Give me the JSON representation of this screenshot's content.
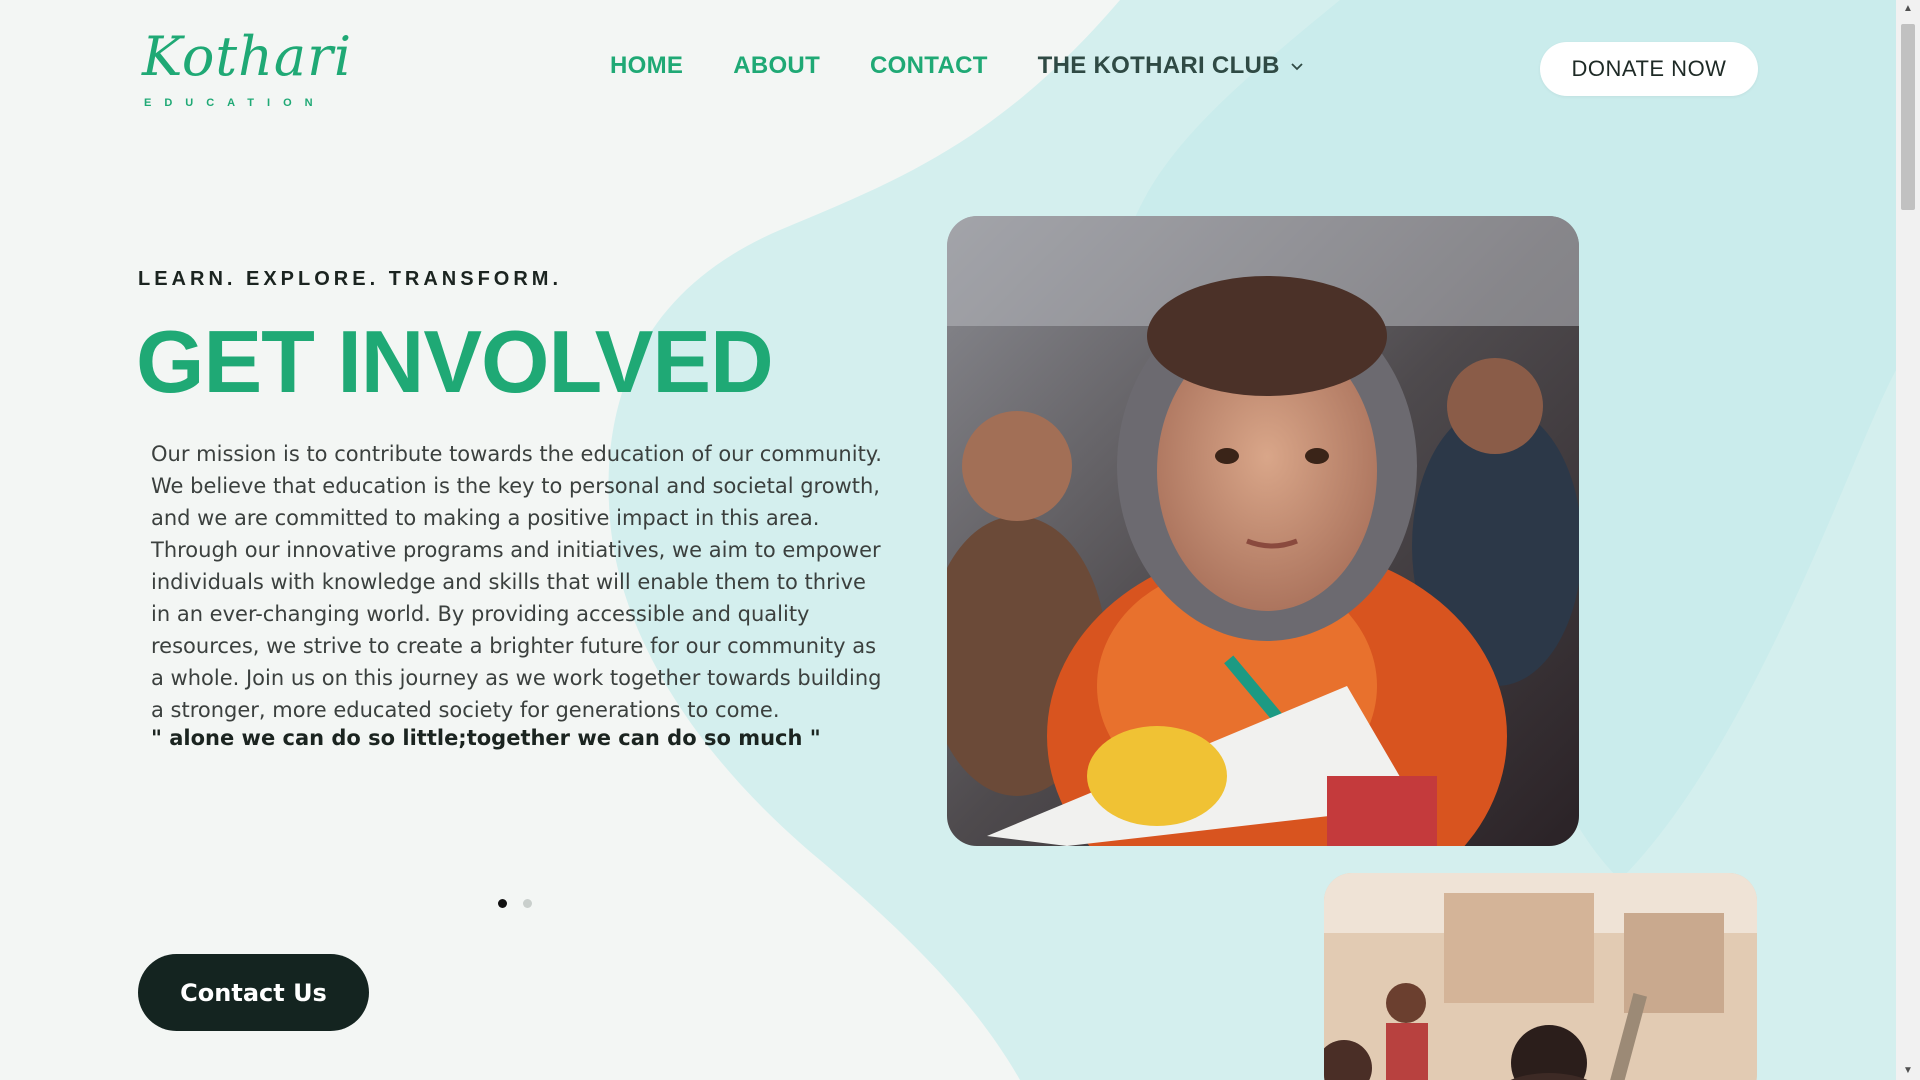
{
  "logo": {
    "script": "Kothari",
    "sub": "EDUCATION"
  },
  "nav": {
    "items": [
      {
        "label": "HOME"
      },
      {
        "label": "ABOUT"
      },
      {
        "label": "CONTACT"
      },
      {
        "label": "THE KOTHARI CLUB"
      }
    ],
    "donate_label": "DONATE NOW"
  },
  "hero": {
    "eyebrow": "LEARN. EXPLORE. TRANSFORM.",
    "title": "GET INVOLVED",
    "mission": "Our mission is to contribute towards the education of our community. We believe that education is the key to personal and societal growth, and we are committed to making a positive impact in this area. Through our innovative programs and initiatives, we aim to empower individuals with knowledge and skills that will enable them to thrive in an ever-changing world. By providing accessible and quality resources, we strive to create a brighter future for our community as a whole. Join us on this journey as we work together towards building a stronger, more educated society for generations to come.",
    "quote": "\" alone we can do so little;together we can do so much \"",
    "slide_count": 2,
    "active_slide": 1,
    "contact_label": "Contact Us"
  },
  "colors": {
    "accent": "#1fa975",
    "dark": "#142420",
    "blob": "#cdeeee",
    "background": "#f3f6f4"
  }
}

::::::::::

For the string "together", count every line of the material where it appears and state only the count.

SOLUTION BELOW —
2